Piemontite metaquartzite
Click the microscope button to view a thin section for this sample.
Click the microscope button to view a thin section for this sample.

Fact sheet

Piemontite metaquartzite

This sample was found to the NE of Ben Hope in the far north west of Scotland. It comes from the "famous" diamond locality described by John Faithfull in the Scottish Journal of Geology (2007, volume 43, pages 33-40). It is a pink mica-rich quartzite, with small quantities of tiny dark-red, black and colourless crystals. It was the colourless garnets that led Matthew Forster Heddle (in the late 1890's) to suggest diamonds may be present in the rock. The recent investigation has confirmed that the "diamonds" are instead garnets. The sample is from an erratic boulder, but is almost certainly derived from local Moine rocks.

The sample contains an oxidized manganese-rich silicate and oxide assemblage: piemontite, muscovite, spessartine (Mn-rich garnet), K-feldspar, hematite, braunite, and rare zircon. Rotations 1 and 3 focus on the piemontite which is remarkably pleochroic, whereas rotation 2 shows the Mn-rich muscovite, more piemontite, iron/manganese oxides and tiny colourless garnets. Look closely as the garnets are difficult to see.

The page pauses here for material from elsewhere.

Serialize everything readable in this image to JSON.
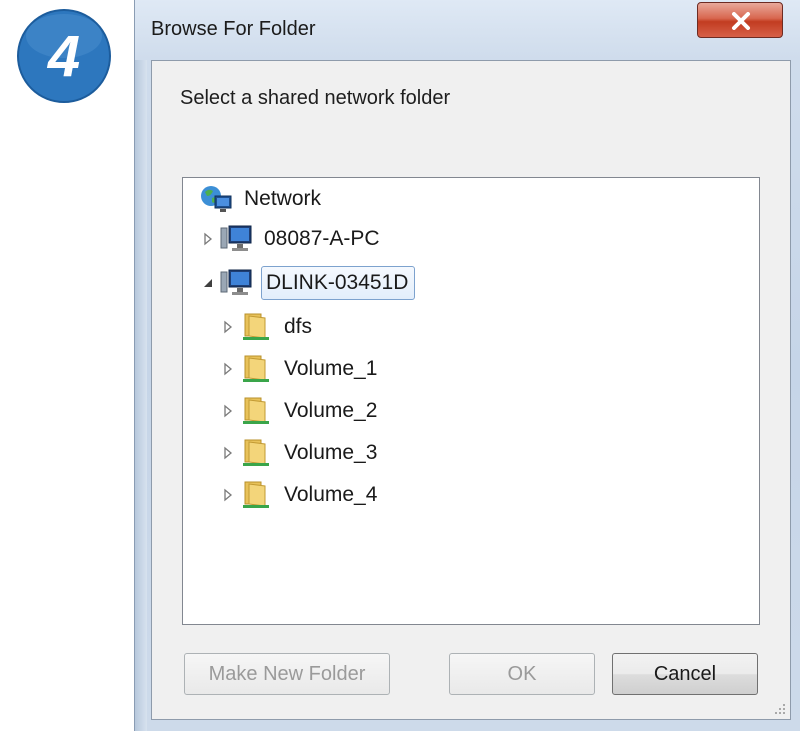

Additional images
58.430482, -4.617004
About this collection

The United Kingdom Virtual Microscope (UKVM) collection consists of igneous, sedimentary and metamorphic rocks from around the UK.

It is intended as a teaching resource, helping to tell the story of the common rock types and how they form, and reflecting the history of the UK at the margins of the continent of Europe. The collection is a series of teaching sets, for example igneous rocks from the North Atlantic Igneous Province and SW England; high-temperature metamorphic rocks from Scotland and low-temperature metamorphic rocks from Wales; and sedimentary rocks, including English limestones and sandstones.

Sample details

Rock-forming mineral
Accessory minerals
Category guide  
Category Guide
Refers to any word or phrase that appears in the individual rock names. Names are generally descriptive; they allow users to search for broad terms like ‘granite’ as well as more specific names such as ‘breccia’. However, the adjacent descriptions of the specimens captures a wider range of general words and phrases and is a more powerful search tool.
Refers to any word or phrase that appears anywhere in the descriptions of the specimens
Accessory minerals
Minerals that occur in very low abundance in a rock. They are usually not visible with the naked eye and contribute perhapssver, they often dominate the rare elements such as platinum group metals.
Rock-forming minerals
Minerals that make up the bulk of all rock samples and are also the ones used in rock classi?cation.
Selecting one or more period, for example 'Jurassic'.
A term used to group together related samples that are not already gathered into a single Collection. For instance, there is a ‘SW England granites’ theme that includes such rock types as granite, hydrothermal breccia, skarn and vein samples.
A general term used to label a rock sample. It is a useful way of grouping similar samples throughout a collection. Category names are often, but not exclusively, common rock names (e.g. granite, basalt, dolerite, gabbro, greisen, skarn, gneiss, amphibolite, limestone, sandstone).
The owner of the sample that appears in the collection. For example, NASA owns all the samples that appear in the Moon Rocks collection
We would like to thank the following for the use of this sample: